Skip to main content Accessibility help
×
Hostname: page-component-7479d7b7d-fwgfc Total loading time: 0 Render date: 2024-07-15T09:18:18.038Z Has data issue: false hasContentIssue false

Conclusion: The Semi-Theatrical Prejudice

Published online by Cambridge University Press:  15 September 2017

Donovan Sherman
Affiliation:
Seton Hall University, New Jersey
Get access

Summary

I began with a desire to speak with the dead.

Stephen Greenblatt

Why seek ye the living among the dead?

Luke 24: 5

In this pastiche dialogue, Greenblatt's famous confessional opening to his Shakespearean Negotiations finds a bewildered answer from the angels that attend Jesus's empty tomb. The angels’ words reappear in the Quem Quaeritis liturgical trope, which, according to a popular genealogy, theatricalised the medieval church: a dramaturgical climax that hinges on a revelation of absence, which in turn confirms an awakened presence elsewhere. The mildly necromantic impulses of the present-day early modern scholar, then, mimic the motivating mystery of the theatre: Why do we try to find signs of life in a medium that, as Herbert Blau memorably has put it, consists of watching people ‘dying in front of your eyes?’ What do we desire when we see a reflection of our consciousness, embodied and oftentimes bloodied, but not altogether alive, in the traffic of the stage?

This book has found in Shakespeare's drama the suggestion that these questions mirror the means by which early modern England explored the precarious limits of death and life through the figure of the soul. But for Shakespeare, these limits, culturally parsed out carefully in rituals of death – reciting the mythology of metempsychosis, effacing the material monuments, marking the limits of sense-making and mastery in poetic elegies – are also the limits of the human within the human. Each ritual, furthermore, carries with it a self-collapsing knowingness. Metempsychosis is acknowledged as false, the monuments must be dissolved to be realised, and the elegy admits its own incapacity as the source of its potency. The ritual, like the mnemosunon of wasted ointment that Jesus valorises, consists of conscripting its own seeming failure as a form of affirmation. So too does the soul bury within the living the potential of life's undoing, a fragment of death that threatens to cancel out confirmations of full-bodied existence. Shylock, Coriolanus and Leontes each encompass the contact point that comprises the soul, and they do so in relentlessly mimetic worlds that insist, desperately at times, on clearer partitions of livelihood.

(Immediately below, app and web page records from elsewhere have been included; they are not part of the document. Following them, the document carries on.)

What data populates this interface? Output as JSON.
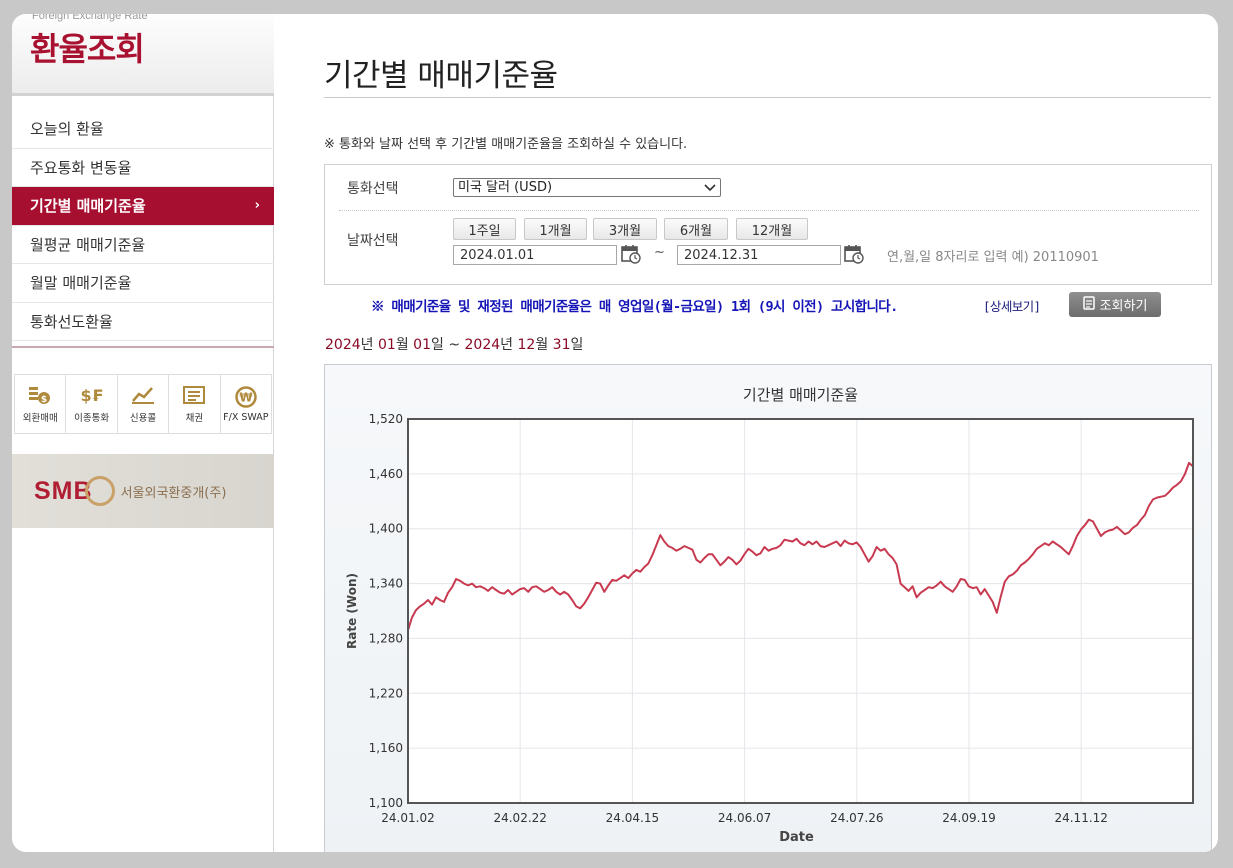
{
  "sidebar": {
    "header_en": "Foreign Exchange Rate",
    "header_ko": "환율조회",
    "items": [
      {
        "label": "오늘의 환율"
      },
      {
        "label": "주요통화 변동율"
      },
      {
        "label": "기간별 매매기준율",
        "active": true
      },
      {
        "label": "월평균 매매기준율"
      },
      {
        "label": "월말 매매기준율"
      },
      {
        "label": "통화선도환율"
      }
    ],
    "quick_links": [
      {
        "label": "외환매매",
        "icon": "fx-trade-icon"
      },
      {
        "label": "이종통화",
        "icon": "cross-currency-icon"
      },
      {
        "label": "신용콜",
        "icon": "credit-call-icon"
      },
      {
        "label": "채권",
        "icon": "bond-icon"
      },
      {
        "label": "F/X SWAP",
        "icon": "won-swap-icon"
      }
    ],
    "banner": {
      "logo": "SMB",
      "text": "서울외국환중개(주)"
    }
  },
  "main": {
    "title": "기간별 매매기준율",
    "notice": "※ 통화와 날짜 선택 후 기간별 매매기준율을 조회하실 수 있습니다.",
    "currency_label": "통화선택",
    "currency_value": "미국 달러 (USD)",
    "date_label": "날짜선택",
    "periods": [
      "1주일",
      "1개월",
      "3개월",
      "6개월",
      "12개월"
    ],
    "start_date": "2024.01.01",
    "end_date": "2024.12.31",
    "tilde": "~",
    "date_hint": "연,월,일 8자리로 입력 예) 20110901",
    "warning": "※ 매매기준율 및 재정된 매매기준율은 매 영업일(월-금요일) 1회 (9시 이전) 고시합니다.",
    "detail_link": "[상세보기]",
    "search_button": "조회하기",
    "range": {
      "y1": "2024",
      "m1": "01",
      "d1": "01",
      "y2": "2024",
      "m2": "12",
      "d2": "31",
      "year": "년",
      "month": "월",
      "day": "일",
      "sep": "~"
    }
  },
  "colors": {
    "accent": "#a70f30",
    "line": "#c83a50"
  },
  "chart_data": {
    "type": "line",
    "title": "기간별 매매기준율",
    "xlabel": "Date",
    "ylabel": "Rate (Won)",
    "ylim": [
      1100,
      1520
    ],
    "yticks": [
      1100,
      1160,
      1220,
      1280,
      1340,
      1400,
      1460,
      1520
    ],
    "ytick_labels": [
      "1,100",
      "1,160",
      "1,220",
      "1,280",
      "1,340",
      "1,400",
      "1,460",
      "1,520"
    ],
    "xticks": [
      "24.01.02",
      "24.02.22",
      "24.04.15",
      "24.06.07",
      "24.07.26",
      "24.09.19",
      "24.11.12"
    ],
    "grid": true,
    "legend": "none",
    "series": [
      {
        "values": [
          1289,
          1303,
          1311,
          1315,
          1318,
          1322,
          1317,
          1325,
          1322,
          1320,
          1330,
          1336,
          1345,
          1343,
          1340,
          1338,
          1340,
          1336,
          1337,
          1335,
          1332,
          1336,
          1333,
          1330,
          1329,
          1333,
          1328,
          1331,
          1334,
          1335,
          1331,
          1336,
          1337,
          1334,
          1331,
          1333,
          1336,
          1331,
          1328,
          1331,
          1328,
          1322,
          1315,
          1313,
          1318,
          1325,
          1333,
          1341,
          1340,
          1331,
          1338,
          1344,
          1343,
          1346,
          1349,
          1346,
          1351,
          1355,
          1353,
          1358,
          1362,
          1371,
          1382,
          1393,
          1386,
          1381,
          1379,
          1376,
          1378,
          1381,
          1379,
          1377,
          1366,
          1363,
          1368,
          1372,
          1372,
          1366,
          1360,
          1364,
          1369,
          1366,
          1361,
          1365,
          1372,
          1378,
          1375,
          1371,
          1373,
          1380,
          1376,
          1378,
          1379,
          1382,
          1388,
          1387,
          1386,
          1389,
          1384,
          1382,
          1386,
          1383,
          1386,
          1381,
          1380,
          1382,
          1384,
          1386,
          1381,
          1387,
          1384,
          1383,
          1385,
          1380,
          1372,
          1364,
          1370,
          1380,
          1376,
          1378,
          1372,
          1368,
          1361,
          1340,
          1336,
          1332,
          1337,
          1325,
          1330,
          1333,
          1336,
          1335,
          1338,
          1342,
          1337,
          1334,
          1331,
          1337,
          1345,
          1344,
          1337,
          1335,
          1336,
          1328,
          1334,
          1327,
          1320,
          1308,
          1326,
          1342,
          1348,
          1350,
          1354,
          1360,
          1363,
          1367,
          1372,
          1378,
          1381,
          1384,
          1382,
          1386,
          1383,
          1380,
          1376,
          1372,
          1381,
          1392,
          1399,
          1404,
          1410,
          1408,
          1400,
          1392,
          1396,
          1398,
          1399,
          1402,
          1398,
          1394,
          1396,
          1401,
          1404,
          1410,
          1415,
          1425,
          1432,
          1434,
          1435,
          1436,
          1440,
          1445,
          1448,
          1452,
          1460,
          1472,
          1468
        ]
      }
    ]
  }
}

Type
Chapter
Information
Second Death
Theatricalities of the Soul in Shakespeare's Drama
, pp. 161 - 178
Publisher: Edinburgh University Press
Print publication year: 2016

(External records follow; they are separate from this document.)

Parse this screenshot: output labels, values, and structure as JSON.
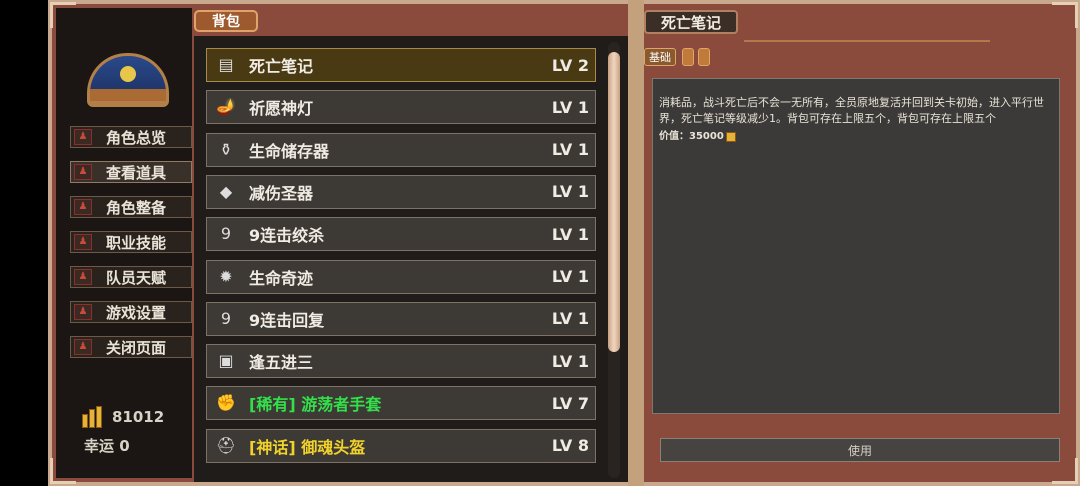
{
  "sidebar": {
    "nav": [
      {
        "label": "角色总览"
      },
      {
        "label": "查看道具"
      },
      {
        "label": "角色整备"
      },
      {
        "label": "职业技能"
      },
      {
        "label": "队员天赋"
      },
      {
        "label": "游戏设置"
      },
      {
        "label": "关闭页面"
      }
    ],
    "gold": "81012",
    "luck": "幸运 0"
  },
  "bag": {
    "tab_label": "背包",
    "items": [
      {
        "name": "死亡笔记",
        "level": "LV 2",
        "icon": "book-icon",
        "glyph": "▤"
      },
      {
        "name": "祈愿神灯",
        "level": "LV 1",
        "icon": "lamp-icon",
        "glyph": "🪔"
      },
      {
        "name": "生命储存器",
        "level": "LV 1",
        "icon": "vessel-icon",
        "glyph": "⚱"
      },
      {
        "name": "减伤圣器",
        "level": "LV 1",
        "icon": "relic-icon",
        "glyph": "◆"
      },
      {
        "name": "9连击绞杀",
        "level": "LV 1",
        "icon": "nine-icon",
        "glyph": "9"
      },
      {
        "name": "生命奇迹",
        "level": "LV 1",
        "icon": "gem-icon",
        "glyph": "✹"
      },
      {
        "name": "9连击回复",
        "level": "LV 1",
        "icon": "nine-small-icon",
        "glyph": "9"
      },
      {
        "name": "逢五进三",
        "level": "LV 1",
        "icon": "card-icon",
        "glyph": "▣"
      },
      {
        "name": "[稀有] 游荡者手套",
        "level": "LV 7",
        "icon": "glove-icon",
        "glyph": "✊",
        "rarity": "rare"
      },
      {
        "name": "[神话] 御魂头盔",
        "level": "LV 8",
        "icon": "helmet-icon",
        "glyph": "⛑",
        "rarity": "myth"
      }
    ]
  },
  "detail": {
    "title": "死亡笔记",
    "tab_basic": "基础",
    "description": "消耗品，战斗死亡后不会一无所有，全员原地复活并回到关卡初始，进入平行世界，死亡笔记等级减少1。背包可存在上限五个，背包可存在上限五个",
    "value": "价值：35000",
    "use_label": "使用"
  },
  "colors": {
    "rare": "#33e04a",
    "myth": "#f0d22a"
  }
}
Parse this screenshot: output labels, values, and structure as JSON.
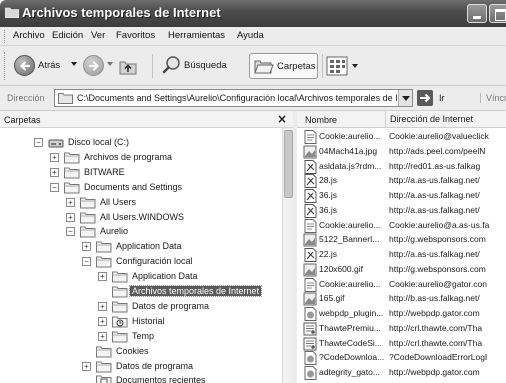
{
  "window": {
    "title": "Archivos temporales de Internet",
    "icon": "folder-icon"
  },
  "menu": [
    "Archivo",
    "Edición",
    "Ver",
    "Favoritos",
    "Herramientas",
    "Ayuda"
  ],
  "toolbar": {
    "back_label": "Atrás",
    "search_label": "Búsqueda",
    "folders_label": "Carpetas"
  },
  "address": {
    "label": "Dirección",
    "value": "C:\\Documents and Settings\\Aurelio\\Configuración local\\Archivos temporales de Internet",
    "go_label": "Ir",
    "links_label": "Vínculos"
  },
  "folders_pane": {
    "title": "Carpetas",
    "close": "×",
    "tree": [
      {
        "label": "Disco local (C:)",
        "expander": "−",
        "icon": "drive-icon"
      },
      {
        "label": "Archivos de programa",
        "expander": "+",
        "icon": "folder-icon"
      },
      {
        "label": "BITWARE",
        "expander": "+",
        "icon": "folder-icon"
      },
      {
        "label": "Documents and Settings",
        "expander": "−",
        "icon": "folder-icon"
      },
      {
        "label": "All Users",
        "expander": "+",
        "icon": "folder-icon"
      },
      {
        "label": "All Users.WINDOWS",
        "expander": "+",
        "icon": "folder-icon"
      },
      {
        "label": "Aurelio",
        "expander": "−",
        "icon": "folder-icon"
      },
      {
        "label": "Application Data",
        "expander": "+",
        "icon": "folder-icon"
      },
      {
        "label": "Configuración local",
        "expander": "−",
        "icon": "folder-icon"
      },
      {
        "label": "Application Data",
        "expander": "+",
        "icon": "folder-icon"
      },
      {
        "label": "Archivos temporales de Internet",
        "expander": "",
        "icon": "folder-icon",
        "selected": true
      },
      {
        "label": "Datos de programa",
        "expander": "+",
        "icon": "folder-icon"
      },
      {
        "label": "Historial",
        "expander": "+",
        "icon": "history-folder-icon"
      },
      {
        "label": "Temp",
        "expander": "+",
        "icon": "folder-icon"
      },
      {
        "label": "Cookies",
        "expander": "",
        "icon": "folder-icon"
      },
      {
        "label": "Datos de programa",
        "expander": "+",
        "icon": "folder-icon"
      },
      {
        "label": "Documentos recientes",
        "expander": "",
        "icon": "recent-docs-icon"
      }
    ]
  },
  "file_list": {
    "columns": [
      "Nombre",
      "Dirección de Internet"
    ],
    "rows": [
      {
        "name": "Cookie:aurelio...",
        "address": "Cookie:aurelio@valueclick",
        "icon": "text-file-icon"
      },
      {
        "name": "04Mach41a.jpg",
        "address": "http://ads.peel.com/peelN",
        "icon": "image-file-icon"
      },
      {
        "name": "asldata.js?rdm...",
        "address": "http://red01.as-us.falkag",
        "icon": "script-file-icon"
      },
      {
        "name": "28.js",
        "address": "http://a.as-us.falkag.net/",
        "icon": "script-file-icon"
      },
      {
        "name": "36.js",
        "address": "http://a.as-us.falkag.net/",
        "icon": "script-file-icon"
      },
      {
        "name": "36.js",
        "address": "http://a.as-us.falkag.net/",
        "icon": "script-file-icon"
      },
      {
        "name": "Cookie:aurelio...",
        "address": "Cookie:aurelio@a.as-us.fa",
        "icon": "text-file-icon"
      },
      {
        "name": "5122_BannerI...",
        "address": "http://g.websponsors.com",
        "icon": "image-file-icon"
      },
      {
        "name": "22.js",
        "address": "http://a.as-us.falkag.net/",
        "icon": "script-file-icon"
      },
      {
        "name": "120x600.gif",
        "address": "http://g.websponsors.com",
        "icon": "image-file-icon"
      },
      {
        "name": "Cookie:aurelio...",
        "address": "Cookie:aurelio@gator.con",
        "icon": "text-file-icon"
      },
      {
        "name": "165.gif",
        "address": "http://b.as-us.falkag.net/",
        "icon": "image-file-icon"
      },
      {
        "name": "webpdp_plugin...",
        "address": "http://webpdp.gator.com",
        "icon": "web-file-icon"
      },
      {
        "name": "ThawtePremiu...",
        "address": "http://crl.thawte.com/Tha",
        "icon": "cert-file-icon"
      },
      {
        "name": "ThawteCodeSi...",
        "address": "http://crl.thawte.com/Tha",
        "icon": "cert-file-icon"
      },
      {
        "name": "?CodeDownloa...",
        "address": "?CodeDownloadErrorLogI",
        "icon": "web-file-icon"
      },
      {
        "name": "adtegrity_gato...",
        "address": "http://webpdp.gator.com",
        "icon": "web-file-icon"
      }
    ]
  }
}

Access options

Get access to the full version of this content by using one of the access options below. (Log in options will check for institutional or personal access. Content may require purchase if you do not have access.)

Save book to Kindle

To save this book to your Kindle, first ensure coreplatform@cambridge.org is added to your Approved Personal Document E-mail List under your Personal Document Settings on the Manage Your Content and Devices page of your Amazon account. Then enter the ‘name’ part of your Kindle email address below. Find out more about saving to your Kindle.

Note you can select to save to either the @free.kindle.com or @kindle.com variations. ‘@free.kindle.com’ emails are free but can only be saved to your device when it is connected to wi-fi. ‘@kindle.com’ emails can be delivered even when you are not connected to wi-fi, but note that service fees apply.

Find out more about the Kindle Personal Document Service.

Available formats
×

Save book to Dropbox

To save content items to your account, please confirm that you agree to abide by our usage policies. If this is the first time you use this feature, you will be asked to authorise Cambridge Core to connect with your account. Find out more about saving content to Dropbox.

Available formats
×

Save book to Google Drive

To save content items to your account, please confirm that you agree to abide by our usage policies. If this is the first time you use this feature, you will be asked to authorise Cambridge Core to connect with your account. Find out more about saving content to Google Drive.

Available formats
×